Shut up and Dribble: The NHL must crack down on dangerous hits
The league’s inconsistency in punishment is unacceptable
This season, it seems like more and more players are getting hurt from dangerous hits—either from behind or in other circumstances when the player getting hit isn’t able to get themselves into a position of safety in time. This is a serious problem, as more research over time is being done about concussions from sports, more people are starting to realize how hits to the head can have devastating consequences in sports.
The date is January 21st, and the Montreal Canadiens are playing against the Vancouver Canucks. Late in the third period, while Montreal was sitting at a comfortable 6-3 lead, Canucks defenseman Tyler Myers threw a dangerous hit at Joel Armia while Armia had his head down. Myers seemed to intentionally use his shoulder in order to target Armia’s head while Armia was looking down. This is just one example of a dangerous hit we’ve witnessed this season, which begs the question of why players aren’t getting suspended for dangerous play.

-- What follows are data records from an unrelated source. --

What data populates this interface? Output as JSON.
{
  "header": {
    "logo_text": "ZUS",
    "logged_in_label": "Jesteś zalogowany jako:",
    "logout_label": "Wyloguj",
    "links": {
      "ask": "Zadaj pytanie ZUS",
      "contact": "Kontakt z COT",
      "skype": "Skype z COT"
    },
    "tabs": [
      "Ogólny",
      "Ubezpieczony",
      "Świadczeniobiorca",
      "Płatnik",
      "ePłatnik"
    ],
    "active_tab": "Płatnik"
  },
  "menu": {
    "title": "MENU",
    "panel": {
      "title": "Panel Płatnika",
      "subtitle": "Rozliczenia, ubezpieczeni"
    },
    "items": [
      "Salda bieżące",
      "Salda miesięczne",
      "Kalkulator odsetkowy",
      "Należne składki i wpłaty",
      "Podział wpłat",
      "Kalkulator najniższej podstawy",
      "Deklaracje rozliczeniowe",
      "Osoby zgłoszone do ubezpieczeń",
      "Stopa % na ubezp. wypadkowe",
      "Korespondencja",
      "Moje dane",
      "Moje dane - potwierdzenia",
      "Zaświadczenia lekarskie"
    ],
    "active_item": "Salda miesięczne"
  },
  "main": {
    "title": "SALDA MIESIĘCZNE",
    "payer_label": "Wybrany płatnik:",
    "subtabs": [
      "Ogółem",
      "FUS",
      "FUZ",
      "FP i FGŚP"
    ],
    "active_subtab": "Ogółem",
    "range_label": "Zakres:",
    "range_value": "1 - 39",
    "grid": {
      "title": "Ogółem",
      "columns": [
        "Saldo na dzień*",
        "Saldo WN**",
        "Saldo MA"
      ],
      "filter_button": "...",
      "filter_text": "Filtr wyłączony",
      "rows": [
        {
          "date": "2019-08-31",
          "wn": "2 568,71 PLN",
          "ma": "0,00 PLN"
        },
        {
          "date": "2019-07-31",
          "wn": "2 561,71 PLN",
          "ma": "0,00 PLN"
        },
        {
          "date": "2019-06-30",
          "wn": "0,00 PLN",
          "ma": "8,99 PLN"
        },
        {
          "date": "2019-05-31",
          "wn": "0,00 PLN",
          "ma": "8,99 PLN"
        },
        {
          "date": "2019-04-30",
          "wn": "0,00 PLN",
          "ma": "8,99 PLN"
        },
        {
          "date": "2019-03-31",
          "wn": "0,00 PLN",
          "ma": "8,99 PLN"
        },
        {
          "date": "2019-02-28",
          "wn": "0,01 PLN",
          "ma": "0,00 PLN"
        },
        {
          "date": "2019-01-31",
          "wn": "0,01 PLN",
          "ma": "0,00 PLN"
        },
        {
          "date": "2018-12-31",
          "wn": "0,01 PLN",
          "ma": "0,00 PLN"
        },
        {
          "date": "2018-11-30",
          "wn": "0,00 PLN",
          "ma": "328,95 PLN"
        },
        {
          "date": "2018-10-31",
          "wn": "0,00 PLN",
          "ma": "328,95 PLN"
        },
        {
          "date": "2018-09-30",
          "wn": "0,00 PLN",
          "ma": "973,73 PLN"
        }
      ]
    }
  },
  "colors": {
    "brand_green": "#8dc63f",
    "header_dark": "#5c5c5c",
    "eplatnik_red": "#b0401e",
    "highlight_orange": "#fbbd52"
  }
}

The motive for the dangerous hits also has to be looked at as well. In this case, Armia had torched the Canucks, registering four points in the blowout win. Most likely it was frustration when Myers decided to injure Armia, which kept him out of ten straight games with a concussion.
The main difference, for me, between a concussion from a fight and a concussion from a dirty hit is that at least in a fight, most of the time both players are consenting to the fight. At least both are agreeing to the risks of fighting in that case. However, in a dirty hit from behind, the player who gets concussed doesn’t know how to prevent it from happening, since usually, these incidents happen when the player is looking away.
Ironically, the leniency in punishment for hits to the head began when George Parros became the head of the NHL’s department of player safety. As a player, he was less known for his playing ability and more known for the sheer amount of hockey fights he was in. Parros was one of the last enforcers in the league - players who are not there for their skill in hockey but rather just to fight if need be—and for that reason, he should know better than to let people get away with dirty hits.
Parros had his career ended by way of a series of concussions, which should give him a bit of a hint to be less lenient on the matter. Of all people, someone who actually went through having his fair share of concussions should be a bit more sensitive when it comes to dirty hits.
Permanent brain damage is known to appear even decades after repeated concussions are suffered. Wade Belak, who committed suicide at the age of 35, was an NHL enforcer who had suffered from Chronic Traumatic Encephalopathy. CTE is a brain degeneration disease that has similar symptoms to Alzheimer’s disease but is caused by repeated concussions which can be directly correlated to dangerous hits to the head in sports. CTE also causes emotional instability, which has been seen in many former NFL and NHL players who have gotten concussions.
So what is the solution to this issue? For starters, the league could start issuing more severe punishments and fines towards players who commit dangerous hits. According to Sportrac.com, there have only been 10 fines handed out by the league towards players who have made dangerous plays. However, there have been plenty more incidents of dangerous play which have gone unpunished, such as the Tyler Myers hit on Joel Armia
Luckily, the game is evolving away from violent hitting and is shifting more towards speed. Of course, there are still a few players in the league who are not afraid to drop the gloves every once in a while, but they are signed to teams primarily for their hockey skill, and not for how hard they can hit someone. Hopefully, this trend starts to happen with dangerous hits too.
Sports can be dangerous, but the NHL should be looking to remove as much danger as they can. Unfortunately, Of course, there will still be concussions from accidental events such as a player shooting the puck a little bit too high, but dangerous hits to the head and from behind should be punished more severely if intentional.